**Assignment:** Retype every entry below exactly as it stands.

**** Records supplied

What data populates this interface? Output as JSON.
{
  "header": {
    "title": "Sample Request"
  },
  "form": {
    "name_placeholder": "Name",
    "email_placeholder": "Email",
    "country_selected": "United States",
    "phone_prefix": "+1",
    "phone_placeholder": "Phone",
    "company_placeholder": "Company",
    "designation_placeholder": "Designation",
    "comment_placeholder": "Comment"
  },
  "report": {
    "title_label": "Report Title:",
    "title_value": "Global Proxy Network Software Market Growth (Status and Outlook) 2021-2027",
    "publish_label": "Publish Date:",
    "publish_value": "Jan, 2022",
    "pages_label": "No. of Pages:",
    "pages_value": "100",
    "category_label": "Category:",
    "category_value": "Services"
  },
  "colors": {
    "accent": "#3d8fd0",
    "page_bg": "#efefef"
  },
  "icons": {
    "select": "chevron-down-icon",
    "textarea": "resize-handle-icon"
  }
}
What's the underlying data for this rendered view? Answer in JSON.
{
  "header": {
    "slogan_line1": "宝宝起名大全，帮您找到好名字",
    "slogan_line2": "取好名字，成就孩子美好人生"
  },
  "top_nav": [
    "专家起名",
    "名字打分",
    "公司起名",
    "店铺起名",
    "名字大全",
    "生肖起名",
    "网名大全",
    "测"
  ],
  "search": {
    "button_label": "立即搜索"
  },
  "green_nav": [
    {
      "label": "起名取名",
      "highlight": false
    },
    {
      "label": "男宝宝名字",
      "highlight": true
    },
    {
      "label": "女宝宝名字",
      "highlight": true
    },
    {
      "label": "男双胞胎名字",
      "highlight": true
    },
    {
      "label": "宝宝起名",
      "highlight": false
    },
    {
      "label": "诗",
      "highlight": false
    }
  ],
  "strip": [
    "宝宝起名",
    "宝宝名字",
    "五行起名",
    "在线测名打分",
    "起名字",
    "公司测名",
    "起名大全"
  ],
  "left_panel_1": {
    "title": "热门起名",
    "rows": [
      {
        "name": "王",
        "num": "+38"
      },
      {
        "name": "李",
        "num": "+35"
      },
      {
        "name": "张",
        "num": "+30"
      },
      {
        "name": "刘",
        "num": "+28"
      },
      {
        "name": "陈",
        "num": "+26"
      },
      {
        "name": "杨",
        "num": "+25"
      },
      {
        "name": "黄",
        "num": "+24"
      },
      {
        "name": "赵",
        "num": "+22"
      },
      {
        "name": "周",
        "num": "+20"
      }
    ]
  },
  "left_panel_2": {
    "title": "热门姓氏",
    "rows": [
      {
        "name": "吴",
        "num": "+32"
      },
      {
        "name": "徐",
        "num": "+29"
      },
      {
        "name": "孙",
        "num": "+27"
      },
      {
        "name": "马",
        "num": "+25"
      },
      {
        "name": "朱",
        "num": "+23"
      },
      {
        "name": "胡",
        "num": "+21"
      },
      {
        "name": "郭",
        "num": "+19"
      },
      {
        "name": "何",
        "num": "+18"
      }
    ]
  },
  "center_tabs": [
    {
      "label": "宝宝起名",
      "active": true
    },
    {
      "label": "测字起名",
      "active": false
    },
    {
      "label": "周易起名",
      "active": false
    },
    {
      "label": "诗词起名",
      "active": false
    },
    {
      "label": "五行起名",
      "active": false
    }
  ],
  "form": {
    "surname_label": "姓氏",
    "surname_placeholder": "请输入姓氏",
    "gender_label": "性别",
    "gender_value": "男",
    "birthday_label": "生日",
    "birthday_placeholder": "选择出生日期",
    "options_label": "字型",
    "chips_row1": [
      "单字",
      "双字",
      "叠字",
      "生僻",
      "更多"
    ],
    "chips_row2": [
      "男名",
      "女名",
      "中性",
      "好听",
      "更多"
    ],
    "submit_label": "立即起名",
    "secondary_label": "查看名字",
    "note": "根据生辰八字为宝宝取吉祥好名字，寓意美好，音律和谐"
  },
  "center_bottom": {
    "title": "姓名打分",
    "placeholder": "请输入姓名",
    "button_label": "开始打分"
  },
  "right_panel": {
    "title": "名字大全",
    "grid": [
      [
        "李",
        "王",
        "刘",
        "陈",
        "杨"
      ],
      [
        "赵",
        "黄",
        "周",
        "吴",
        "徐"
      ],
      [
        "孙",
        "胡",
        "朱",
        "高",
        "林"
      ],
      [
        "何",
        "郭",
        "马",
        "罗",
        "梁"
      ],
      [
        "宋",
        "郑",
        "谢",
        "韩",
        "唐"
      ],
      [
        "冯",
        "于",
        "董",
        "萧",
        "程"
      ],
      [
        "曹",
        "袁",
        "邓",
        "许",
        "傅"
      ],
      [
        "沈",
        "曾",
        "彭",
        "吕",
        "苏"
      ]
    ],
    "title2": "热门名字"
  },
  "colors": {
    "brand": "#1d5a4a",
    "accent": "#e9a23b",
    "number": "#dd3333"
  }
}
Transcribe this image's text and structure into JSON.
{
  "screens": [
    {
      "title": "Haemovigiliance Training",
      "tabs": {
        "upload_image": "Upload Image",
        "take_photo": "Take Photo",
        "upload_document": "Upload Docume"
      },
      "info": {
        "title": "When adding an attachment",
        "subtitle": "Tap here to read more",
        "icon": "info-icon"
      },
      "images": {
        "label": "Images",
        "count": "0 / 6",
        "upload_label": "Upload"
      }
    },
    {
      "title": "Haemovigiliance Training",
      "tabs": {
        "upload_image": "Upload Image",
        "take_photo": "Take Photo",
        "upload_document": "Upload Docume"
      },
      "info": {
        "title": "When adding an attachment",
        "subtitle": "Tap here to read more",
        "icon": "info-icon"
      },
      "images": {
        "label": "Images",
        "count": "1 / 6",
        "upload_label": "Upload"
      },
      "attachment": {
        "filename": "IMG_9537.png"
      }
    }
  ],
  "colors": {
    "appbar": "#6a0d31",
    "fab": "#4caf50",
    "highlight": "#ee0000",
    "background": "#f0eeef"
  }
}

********

**Answer to the exercise:**
What data populates this interface? Output as JSON.
{
  "header": {
    "title": "Sample Request"
  },
  "form": {
    "name_placeholder": "Name",
    "email_placeholder": "Email",
    "country_selected": "United States",
    "phone_prefix": "+1",
    "phone_placeholder": "Phone",
    "company_placeholder": "Company",
    "designation_placeholder": "Designation",
    "comment_placeholder": "Comment"
  },
  "report": {
    "title_label": "Report Title:",
    "title_value": "Global Proxy Network Software Market Growth (Status and Outlook) 2021-2027",
    "publish_label": "Publish Date:",
    "publish_value": "Jan, 2022",
    "pages_label": "No. of Pages:",
    "pages_value": "100",
    "category_label": "Category:",
    "category_value": "Services"
  },
  "colors": {
    "accent": "#3d8fd0",
    "page_bg": "#efefef"
  },
  "icons": {
    "select": "chevron-down-icon",
    "textarea": "resize-handle-icon"
  }
}
What's the underlying data for this rendered view? Answer in JSON.
{
  "header": {
    "slogan_line1": "宝宝起名大全，帮您找到好名字",
    "slogan_line2": "取好名字，成就孩子美好人生"
  },
  "top_nav": [
    "专家起名",
    "名字打分",
    "公司起名",
    "店铺起名",
    "名字大全",
    "生肖起名",
    "网名大全",
    "测"
  ],
  "search": {
    "button_label": "立即搜索"
  },
  "green_nav": [
    {
      "label": "起名取名",
      "highlight": false
    },
    {
      "label": "男宝宝名字",
      "highlight": true
    },
    {
      "label": "女宝宝名字",
      "highlight": true
    },
    {
      "label": "男双胞胎名字",
      "highlight": true
    },
    {
      "label": "宝宝起名",
      "highlight": false
    },
    {
      "label": "诗",
      "highlight": false
    }
  ],
  "strip": [
    "宝宝起名",
    "宝宝名字",
    "五行起名",
    "在线测名打分",
    "起名字",
    "公司测名",
    "起名大全"
  ],
  "left_panel_1": {
    "title": "热门起名",
    "rows": [
      {
        "name": "王",
        "num": "+38"
      },
      {
        "name": "李",
        "num": "+35"
      },
      {
        "name": "张",
        "num": "+30"
      },
      {
        "name": "刘",
        "num": "+28"
      },
      {
        "name": "陈",
        "num": "+26"
      },
      {
        "name": "杨",
        "num": "+25"
      },
      {
        "name": "黄",
        "num": "+24"
      },
      {
        "name": "赵",
        "num": "+22"
      },
      {
        "name": "周",
        "num": "+20"
      }
    ]
  },
  "left_panel_2": {
    "title": "热门姓氏",
    "rows": [
      {
        "name": "吴",
        "num": "+32"
      },
      {
        "name": "徐",
        "num": "+29"
      },
      {
        "name": "孙",
        "num": "+27"
      },
      {
        "name": "马",
        "num": "+25"
      },
      {
        "name": "朱",
        "num": "+23"
      },
      {
        "name": "胡",
        "num": "+21"
      },
      {
        "name": "郭",
        "num": "+19"
      },
      {
        "name": "何",
        "num": "+18"
      }
    ]
  },
  "center_tabs": [
    {
      "label": "宝宝起名",
      "active": true
    },
    {
      "label": "测字起名",
      "active": false
    },
    {
      "label": "周易起名",
      "active": false
    },
    {
      "label": "诗词起名",
      "active": false
    },
    {
      "label": "五行起名",
      "active": false
    }
  ],
  "form": {
    "surname_label": "姓氏",
    "surname_placeholder": "请输入姓氏",
    "gender_label": "性别",
    "gender_value": "男",
    "birthday_label": "生日",
    "birthday_placeholder": "选择出生日期",
    "options_label": "字型",
    "chips_row1": [
      "单字",
      "双字",
      "叠字",
      "生僻",
      "更多"
    ],
    "chips_row2": [
      "男名",
      "女名",
      "中性",
      "好听",
      "更多"
    ],
    "submit_label": "立即起名",
    "secondary_label": "查看名字",
    "note": "根据生辰八字为宝宝取吉祥好名字，寓意美好，音律和谐"
  },
  "center_bottom": {
    "title": "姓名打分",
    "placeholder": "请输入姓名",
    "button_label": "开始打分"
  },
  "right_panel": {
    "title": "名字大全",
    "grid": [
      [
        "李",
        "王",
        "刘",
        "陈",
        "杨"
      ],
      [
        "赵",
        "黄",
        "周",
        "吴",
        "徐"
      ],
      [
        "孙",
        "胡",
        "朱",
        "高",
        "林"
      ],
      [
        "何",
        "郭",
        "马",
        "罗",
        "梁"
      ],
      [
        "宋",
        "郑",
        "谢",
        "韩",
        "唐"
      ],
      [
        "冯",
        "于",
        "董",
        "萧",
        "程"
      ],
      [
        "曹",
        "袁",
        "邓",
        "许",
        "傅"
      ],
      [
        "沈",
        "曾",
        "彭",
        "吕",
        "苏"
      ]
    ],
    "title2": "热门名字"
  },
  "colors": {
    "brand": "#1d5a4a",
    "accent": "#e9a23b",
    "number": "#dd3333"
  }
}
Transcribe this image's text and structure into JSON.
{
  "screens": [
    {
      "title": "Haemovigiliance Training",
      "tabs": {
        "upload_image": "Upload Image",
        "take_photo": "Take Photo",
        "upload_document": "Upload Docume"
      },
      "info": {
        "title": "When adding an attachment",
        "subtitle": "Tap here to read more",
        "icon": "info-icon"
      },
      "images": {
        "label": "Images",
        "count": "0 / 6",
        "upload_label": "Upload"
      }
    },
    {
      "title": "Haemovigiliance Training",
      "tabs": {
        "upload_image": "Upload Image",
        "take_photo": "Take Photo",
        "upload_document": "Upload Docume"
      },
      "info": {
        "title": "When adding an attachment",
        "subtitle": "Tap here to read more",
        "icon": "info-icon"
      },
      "images": {
        "label": "Images",
        "count": "1 / 6",
        "upload_label": "Upload"
      },
      "attachment": {
        "filename": "IMG_9537.png"
      }
    }
  ],
  "colors": {
    "appbar": "#6a0d31",
    "fab": "#4caf50",
    "highlight": "#ee0000",
    "background": "#f0eeef"
  }
}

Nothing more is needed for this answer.